▸ EXERCISE
Your answer should be every line of the records that contains the word "used".

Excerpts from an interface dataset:
- - - - - - -
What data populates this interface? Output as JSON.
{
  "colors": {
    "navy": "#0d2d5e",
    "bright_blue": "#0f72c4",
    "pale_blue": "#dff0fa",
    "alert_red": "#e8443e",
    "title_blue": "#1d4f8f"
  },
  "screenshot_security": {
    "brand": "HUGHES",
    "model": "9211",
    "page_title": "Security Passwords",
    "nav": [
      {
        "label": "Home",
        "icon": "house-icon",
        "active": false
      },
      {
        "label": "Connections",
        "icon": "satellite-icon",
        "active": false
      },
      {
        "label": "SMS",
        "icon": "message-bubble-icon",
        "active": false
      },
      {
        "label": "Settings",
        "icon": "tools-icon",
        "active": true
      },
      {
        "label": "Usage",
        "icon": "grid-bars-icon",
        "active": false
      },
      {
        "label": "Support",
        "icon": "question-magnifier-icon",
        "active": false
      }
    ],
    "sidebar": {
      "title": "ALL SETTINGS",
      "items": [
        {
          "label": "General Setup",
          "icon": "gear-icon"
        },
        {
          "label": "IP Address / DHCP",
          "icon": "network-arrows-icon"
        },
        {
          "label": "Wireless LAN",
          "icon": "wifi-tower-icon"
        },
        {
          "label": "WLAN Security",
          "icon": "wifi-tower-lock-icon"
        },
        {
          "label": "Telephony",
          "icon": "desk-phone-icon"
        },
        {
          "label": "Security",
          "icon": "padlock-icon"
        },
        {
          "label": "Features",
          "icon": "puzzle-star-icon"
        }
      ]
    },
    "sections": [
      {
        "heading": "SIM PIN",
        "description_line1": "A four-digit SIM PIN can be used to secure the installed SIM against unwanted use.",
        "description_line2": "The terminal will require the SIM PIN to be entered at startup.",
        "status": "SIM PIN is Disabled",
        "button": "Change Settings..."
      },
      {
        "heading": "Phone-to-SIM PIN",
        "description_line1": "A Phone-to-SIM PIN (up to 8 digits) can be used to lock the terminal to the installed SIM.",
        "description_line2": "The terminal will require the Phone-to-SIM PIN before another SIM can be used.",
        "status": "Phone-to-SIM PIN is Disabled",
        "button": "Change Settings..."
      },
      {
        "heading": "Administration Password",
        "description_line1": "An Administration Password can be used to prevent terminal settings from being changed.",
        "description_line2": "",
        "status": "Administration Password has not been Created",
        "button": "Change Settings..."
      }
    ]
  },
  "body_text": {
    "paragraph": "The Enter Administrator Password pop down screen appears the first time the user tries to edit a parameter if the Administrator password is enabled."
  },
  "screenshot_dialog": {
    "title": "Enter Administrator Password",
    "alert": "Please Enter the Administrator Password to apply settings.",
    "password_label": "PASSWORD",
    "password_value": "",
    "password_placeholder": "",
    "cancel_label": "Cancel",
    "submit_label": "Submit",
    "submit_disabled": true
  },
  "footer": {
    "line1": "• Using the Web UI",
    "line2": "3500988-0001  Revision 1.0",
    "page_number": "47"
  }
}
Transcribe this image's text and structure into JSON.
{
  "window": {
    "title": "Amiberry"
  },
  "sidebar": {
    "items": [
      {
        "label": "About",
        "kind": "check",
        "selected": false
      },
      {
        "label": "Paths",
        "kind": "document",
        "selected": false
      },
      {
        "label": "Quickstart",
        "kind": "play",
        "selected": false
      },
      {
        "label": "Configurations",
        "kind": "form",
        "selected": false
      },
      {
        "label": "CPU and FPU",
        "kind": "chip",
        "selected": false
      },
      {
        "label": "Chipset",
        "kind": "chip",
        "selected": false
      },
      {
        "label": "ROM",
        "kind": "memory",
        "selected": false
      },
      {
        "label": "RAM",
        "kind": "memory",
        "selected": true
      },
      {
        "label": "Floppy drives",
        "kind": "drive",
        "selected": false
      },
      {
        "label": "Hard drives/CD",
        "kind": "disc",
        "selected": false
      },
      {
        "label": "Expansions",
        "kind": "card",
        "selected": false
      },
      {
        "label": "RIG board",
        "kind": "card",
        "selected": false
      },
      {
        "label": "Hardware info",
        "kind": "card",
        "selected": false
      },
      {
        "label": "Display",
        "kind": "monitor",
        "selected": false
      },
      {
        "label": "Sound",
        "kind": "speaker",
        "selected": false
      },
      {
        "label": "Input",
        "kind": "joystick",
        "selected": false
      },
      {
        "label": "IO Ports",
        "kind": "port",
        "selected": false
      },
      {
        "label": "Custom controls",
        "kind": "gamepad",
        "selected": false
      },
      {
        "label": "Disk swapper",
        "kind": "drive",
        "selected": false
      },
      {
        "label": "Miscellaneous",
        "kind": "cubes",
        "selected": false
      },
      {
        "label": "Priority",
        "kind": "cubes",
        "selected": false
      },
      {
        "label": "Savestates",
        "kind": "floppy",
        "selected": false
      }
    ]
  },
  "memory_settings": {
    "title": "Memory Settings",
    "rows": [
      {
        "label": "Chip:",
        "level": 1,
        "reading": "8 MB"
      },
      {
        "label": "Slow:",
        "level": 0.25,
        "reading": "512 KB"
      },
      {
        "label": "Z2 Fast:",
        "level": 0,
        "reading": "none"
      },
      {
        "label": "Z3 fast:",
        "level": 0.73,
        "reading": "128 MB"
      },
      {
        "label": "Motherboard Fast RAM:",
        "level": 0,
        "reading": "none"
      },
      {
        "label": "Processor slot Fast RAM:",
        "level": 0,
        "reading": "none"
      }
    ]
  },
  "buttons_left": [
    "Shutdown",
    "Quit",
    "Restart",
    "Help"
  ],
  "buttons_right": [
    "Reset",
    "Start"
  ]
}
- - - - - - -
▸ RESPONSE AREA
        "description_line1": "A four-digit SIM PIN can be used to secure the installed SIM against unwanted use.",
        "description_line1": "A Phone-to-SIM PIN (up to 8 digits) can be used to lock the terminal to the installed SIM.",
        "description_line2": "The terminal will require the Phone-to-SIM PIN before another SIM can be used.",
        "description_line1": "An Administration Password can be used to prevent terminal settings from being changed.",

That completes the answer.